What should be part of my business strategy in a digital age?
Strategies are going to be different for different industries and different businesses, but to give yourself the best chance of success in the digital age, there are 3 common threads that need to be woven through the fabric of your business strategy – innovation investment strategy, agile organisations and data-driven decision making.
1. Innovation Investment Strategy
Long gone are the days when business models didn’t change for decades or even centuries. You need to have an investment strategy that facilitates innovation. Your threat level scenario will determine the relative weighting between Run the Business and Change the Business and the traditional measures of success and ROI also need to change so that innovation happens without the expectation that every move is a successful one. Tied in with this, is that the process for approval and reassignment of budgets within the innovations streams needs to be rapid, with autonomy divested to the teams at the front line.

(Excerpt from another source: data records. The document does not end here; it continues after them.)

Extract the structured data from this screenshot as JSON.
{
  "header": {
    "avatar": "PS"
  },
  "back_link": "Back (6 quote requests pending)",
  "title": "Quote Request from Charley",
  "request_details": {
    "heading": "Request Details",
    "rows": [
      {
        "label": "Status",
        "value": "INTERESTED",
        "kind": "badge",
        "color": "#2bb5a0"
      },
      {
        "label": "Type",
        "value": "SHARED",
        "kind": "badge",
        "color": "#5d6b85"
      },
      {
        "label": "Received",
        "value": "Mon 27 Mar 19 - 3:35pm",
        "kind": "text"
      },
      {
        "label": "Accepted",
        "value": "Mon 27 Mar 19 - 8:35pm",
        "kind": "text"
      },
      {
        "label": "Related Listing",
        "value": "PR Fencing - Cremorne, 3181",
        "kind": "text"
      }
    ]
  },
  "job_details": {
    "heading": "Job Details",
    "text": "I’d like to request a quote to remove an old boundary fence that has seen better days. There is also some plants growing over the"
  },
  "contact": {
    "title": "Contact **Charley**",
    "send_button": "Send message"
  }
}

McKinsey’s report on Why Digital Strategies Fail (4) provides a simple view on how you should assess your response for your industry, allowing you to plan your investment and change strategy.
2. Agile Organisations

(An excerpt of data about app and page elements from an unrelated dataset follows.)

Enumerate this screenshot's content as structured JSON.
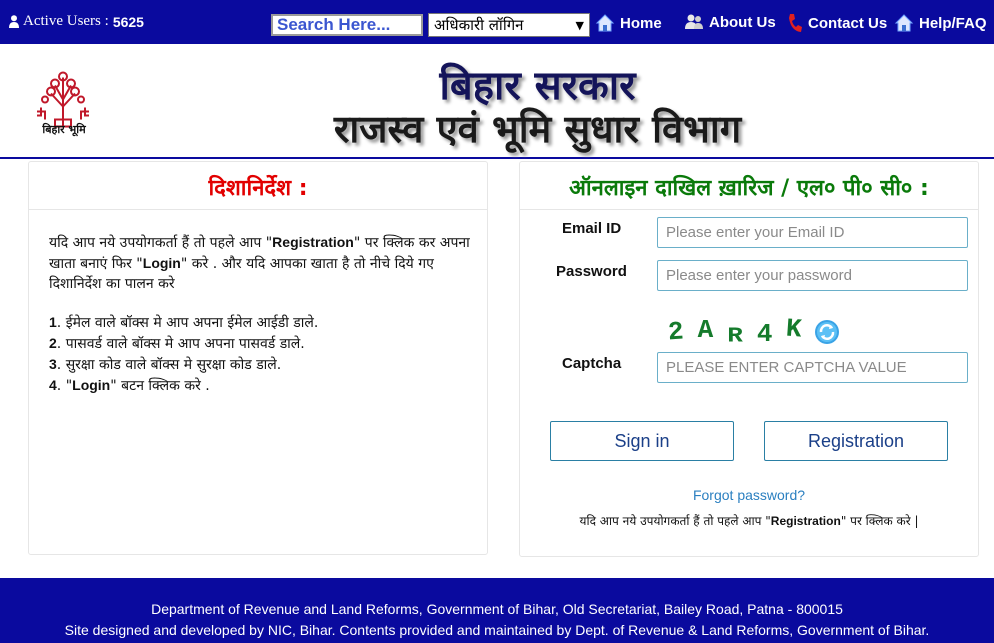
{
  "topbar": {
    "active_users_label": "Active Users :",
    "active_users_count": "5625",
    "search_placeholder": "Search Here...",
    "login_select_value": "अधिकारी लॉगिन",
    "nav": {
      "home": "Home",
      "about": "About Us",
      "contact": "Contact Us",
      "help": "Help/FAQ"
    }
  },
  "header": {
    "logo_text": "बिहार भूमि",
    "title_line1": "बिहार सरकार",
    "title_line2": "राजस्व एवं भूमि सुधार विभाग"
  },
  "instructions": {
    "title": "दिशानिर्देश :",
    "intro_1": "यदि आप नये उपयोगकर्ता हैं तो पहले आप \"",
    "intro_reg": "Registration",
    "intro_2": "\" पर क्लिक कर अपना खाता बनाएं फिर \"",
    "intro_login": "Login",
    "intro_3": "\" करे . और यदि आपका खाता है तो नीचे दिये गए दिशानिर्देश का पालन करे",
    "steps": [
      {
        "num": "1",
        "text": ". ईमेल वाले बॉक्स मे आप अपना ईमेल आईडी डाले."
      },
      {
        "num": "2",
        "text": ". पासवर्ड वाले बॉक्स मे आप अपना पासवर्ड डाले."
      },
      {
        "num": "3",
        "text": ". सुरक्षा कोड वाले बॉक्स मे सुरक्षा कोड डाले."
      },
      {
        "num": "4",
        "pre": ". \"",
        "bold": "Login",
        "text": "\" बटन क्लिक करे ."
      }
    ]
  },
  "login": {
    "title": "ऑनलाइन दाखिल ख़ारिज / एल० पी० सी० :",
    "email_label": "Email ID",
    "email_placeholder": "Please enter your Email ID",
    "password_label": "Password",
    "password_placeholder": "Please enter your password",
    "captcha_label": "Captcha",
    "captcha_chars": [
      "2",
      "A",
      "R",
      "4",
      "K"
    ],
    "captcha_placeholder": "PLEASE ENTER CAPTCHA VALUE",
    "signin_label": "Sign in",
    "registration_label": "Registration",
    "forgot_label": "Forgot password?",
    "note_pre": "यदि आप नये उपयोगकर्ता हैं तो पहले आप \"",
    "note_bold": "Registration",
    "note_post": "\" पर क्लिक करे |"
  },
  "footer": {
    "line1": "Department of Revenue and Land Reforms, Government of Bihar, Old Secretariat, Bailey Road, Patna - 800015",
    "line2": "Site designed and developed by NIC, Bihar. Contents provided and maintained by Dept. of Revenue & Land Reforms, Government of Bihar."
  },
  "colors": {
    "navy": "#0a0a9e",
    "red_title": "#e20000",
    "green_title": "#0a7a0a",
    "captcha_green": "#157b2c"
  }
}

Big business have historically ‘won’ because they were able to leverage economies of scale and functional efficiencies to gain competitive advantage. Whilst these are great approaches when business models are relatively static, they create real barriers to change where siloed mentality and functional KPIs reinforce narrow perspectives and slow decision making. By building agile organisations, aligned to customer products and services, the speed of decision making and collaborative focus means that improvement are typically delivered up to 4 times faster. (1)

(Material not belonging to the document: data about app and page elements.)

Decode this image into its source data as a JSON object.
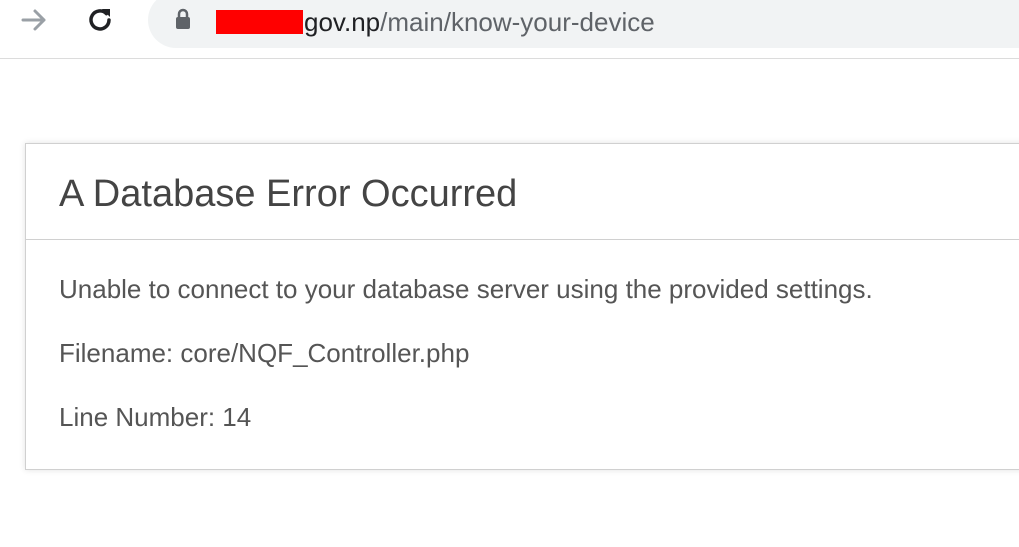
{
  "browser": {
    "url_domain": "gov.np",
    "url_path": "/main/know-your-device",
    "redaction_color": "#ff0000",
    "icons": {
      "back": "arrow-right-icon",
      "reload": "reload-icon",
      "lock": "lock-icon"
    }
  },
  "error": {
    "title": "A Database Error Occurred",
    "message": "Unable to connect to your database server using the provided settings.",
    "filename": "Filename: core/NQF_Controller.php",
    "line_number": "Line Number: 14"
  }
}
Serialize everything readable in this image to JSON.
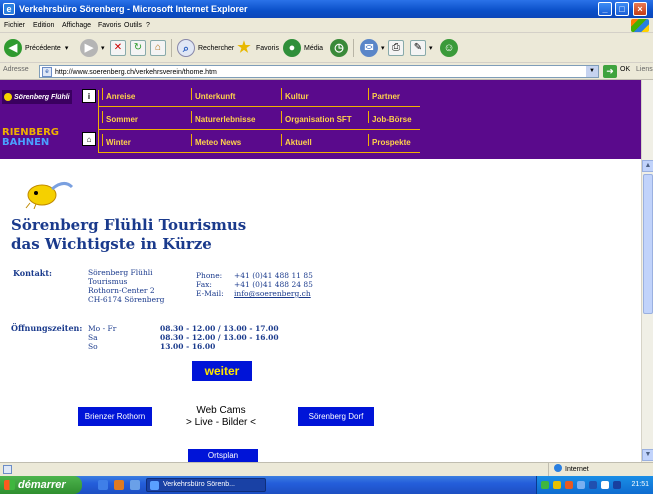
{
  "window": {
    "title": "Verkehrsbüro Sörenberg - Microsoft Internet Explorer",
    "buttons": {
      "minimize": "_",
      "maximize": "□",
      "close": "×"
    }
  },
  "menubar": [
    "Fichier",
    "Edition",
    "Affichage",
    "Favoris",
    "Outils",
    "?"
  ],
  "toolbar": {
    "back": "Précédente",
    "search": "Rechercher",
    "favorites": "Favoris",
    "media": "Média"
  },
  "address": {
    "label": "Adresse",
    "url": "http://www.soerenberg.ch/verkehrsverein/thome.htm",
    "go": "OK",
    "links": "Liens"
  },
  "site": {
    "brand_top": "Sörenberg Flühli",
    "brand_bottom_1": "RIENBERG",
    "brand_bottom_2": "BAHNEN",
    "info_icon": "i",
    "nav": [
      {
        "label": "Anreise"
      },
      {
        "label": "Unterkunft"
      },
      {
        "label": "Kultur"
      },
      {
        "label": "Partner"
      },
      {
        "label": "Sommer"
      },
      {
        "label": "Naturerlebnisse"
      },
      {
        "label": "Organisation SFT"
      },
      {
        "label": "Job-Börse"
      },
      {
        "label": "Winter"
      },
      {
        "label": "Meteo News"
      },
      {
        "label": "Aktuell"
      },
      {
        "label": "Prospekte"
      }
    ],
    "title_line1": "Sörenberg Flühli Tourismus",
    "title_line2": "das Wichtigste in Kürze",
    "kontakt": {
      "label": "Kontakt:",
      "address": [
        "Sörenberg Flühli",
        "Tourismus",
        "Rothorn-Center 2",
        "CH-6174 Sörenberg"
      ],
      "phone_label": "Phone:",
      "phone": "+41 (0)41 488 11 85",
      "fax_label": "Fax:",
      "fax": "+41 (0)41 488 24 85",
      "email_label": "E-Mail:",
      "email": "info@soerenberg.ch"
    },
    "oeffnungszeiten": {
      "label": "Öffnungszeiten:",
      "rows": [
        {
          "day": "Mo - Fr",
          "hours": "08.30 - 12.00 / 13.00 - 17.00"
        },
        {
          "day": "Sa",
          "hours": "08.30 - 12.00 / 13.00 - 16.00"
        },
        {
          "day": "So",
          "hours": "13.00 - 16.00"
        }
      ]
    },
    "weiter": "weiter",
    "brienzer_rothorn": "Brienzer Rothorn",
    "webcams_line1": "Web Cams",
    "webcams_line2": "> Live - Bilder <",
    "soerenberg_dorf": "Sörenberg Dorf",
    "ortsplan": "Ortsplan"
  },
  "statusbar": {
    "zone": "Internet"
  },
  "taskbar": {
    "start": "démarrer",
    "task": "Verkehrsbüro Sörenb...",
    "clock": "21:51"
  }
}
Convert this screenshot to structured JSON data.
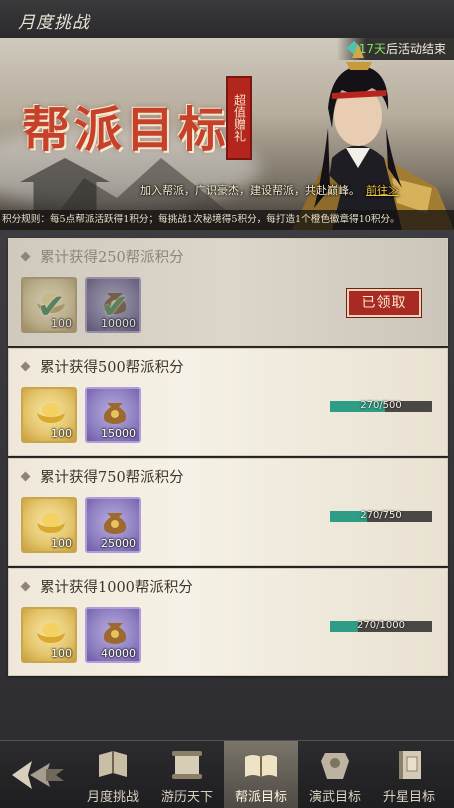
{
  "header": {
    "title": "月度挑战"
  },
  "banner": {
    "timer_days": "17天",
    "timer_text": "后活动结束",
    "title": "帮派目标",
    "seal": "超值赠礼",
    "slogan": "加入帮派，广识豪杰，建设帮派，共赴巅峰。",
    "goto": "前往≫",
    "rules": "积分规则：每5点帮派活跃得1积分；每挑战1次秘境得5积分，每打造1个橙色徽章得10积分。"
  },
  "tasks": [
    {
      "label": "累计获得250帮派积分",
      "rewards": [
        {
          "type": "gold",
          "qty": "100"
        },
        {
          "type": "bag",
          "qty": "10000"
        }
      ],
      "claimed": true,
      "claimed_text": "已领取"
    },
    {
      "label": "累计获得500帮派积分",
      "rewards": [
        {
          "type": "gold",
          "qty": "100"
        },
        {
          "type": "bag",
          "qty": "15000"
        }
      ],
      "claimed": false,
      "progress_text": "270/500",
      "progress": 0.54
    },
    {
      "label": "累计获得750帮派积分",
      "rewards": [
        {
          "type": "gold",
          "qty": "100"
        },
        {
          "type": "bag",
          "qty": "25000"
        }
      ],
      "claimed": false,
      "progress_text": "270/750",
      "progress": 0.36
    },
    {
      "label": "累计获得1000帮派积分",
      "rewards": [
        {
          "type": "gold",
          "qty": "100"
        },
        {
          "type": "bag",
          "qty": "40000"
        }
      ],
      "claimed": false,
      "progress_text": "270/1000",
      "progress": 0.27
    }
  ],
  "nav": {
    "tabs": [
      {
        "label": "月度挑战",
        "icon": "book-icon"
      },
      {
        "label": "游历天下",
        "icon": "scroll-icon"
      },
      {
        "label": "帮派目标",
        "icon": "open-book-icon",
        "active": true
      },
      {
        "label": "演武目标",
        "icon": "armor-icon"
      },
      {
        "label": "升星目标",
        "icon": "manual-icon"
      }
    ]
  },
  "colors": {
    "progress_fill": "#2f9c86",
    "title_red": "#c7412a",
    "timer_green": "#7fe06a"
  }
}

PwC’s report on the Six Dimensions of the Agile Enterprises highlights how Organisation, Talent, Technology, Planning and Performance Management, Ways of Working and Risk and Compliance can be tailored to support agility (5) delivering massive benefits over traditional ways of working.
3. Data-driven decision making
Agility only works when you have great data to base your decisions on. Historically, companies had a good amount of data and a whole load of gut feel and instinct. Decisions were typically determined by the HiPPO (Highest Paid Person’s Opinion) and they either came off or they didn’t, and you typically didn’t know until a lot later when you couldn’t do much about it.
Organisations now have huge amounts of data, in fact more than any person can typically make sense of, let alone analyse different scenarios AND then make the best decision.
By joining data together, utilising AI (encompassing predictive analytics, machine learning and AI), and rapidly test new hypotheses, the ability to get drive key business decisions with a high level of precision has come down from months to weeks or even days. If you’re unsure of the value of this approach, you only need to look at the top companies in terms of Market Capitalisation in an article by BCG from a few years ago to see the change that is taking place (6)
So, digital has the ability to destroy your business.
If you do nothing, digital WILL destroy your business.
But it also presents opportunity.
To figure out your next steps, you need to assess the danger level – Is disruption killing you now? Are new players and changing business models starting to encroach on your territory? Is the threat currently invisible? Use these questions to determine your investment strategy.
Whatever the level of threat, becoming more agile and using data to make better and quicker decisions will help you to survive in the here and now, or at least prepare yourself effectively for the future.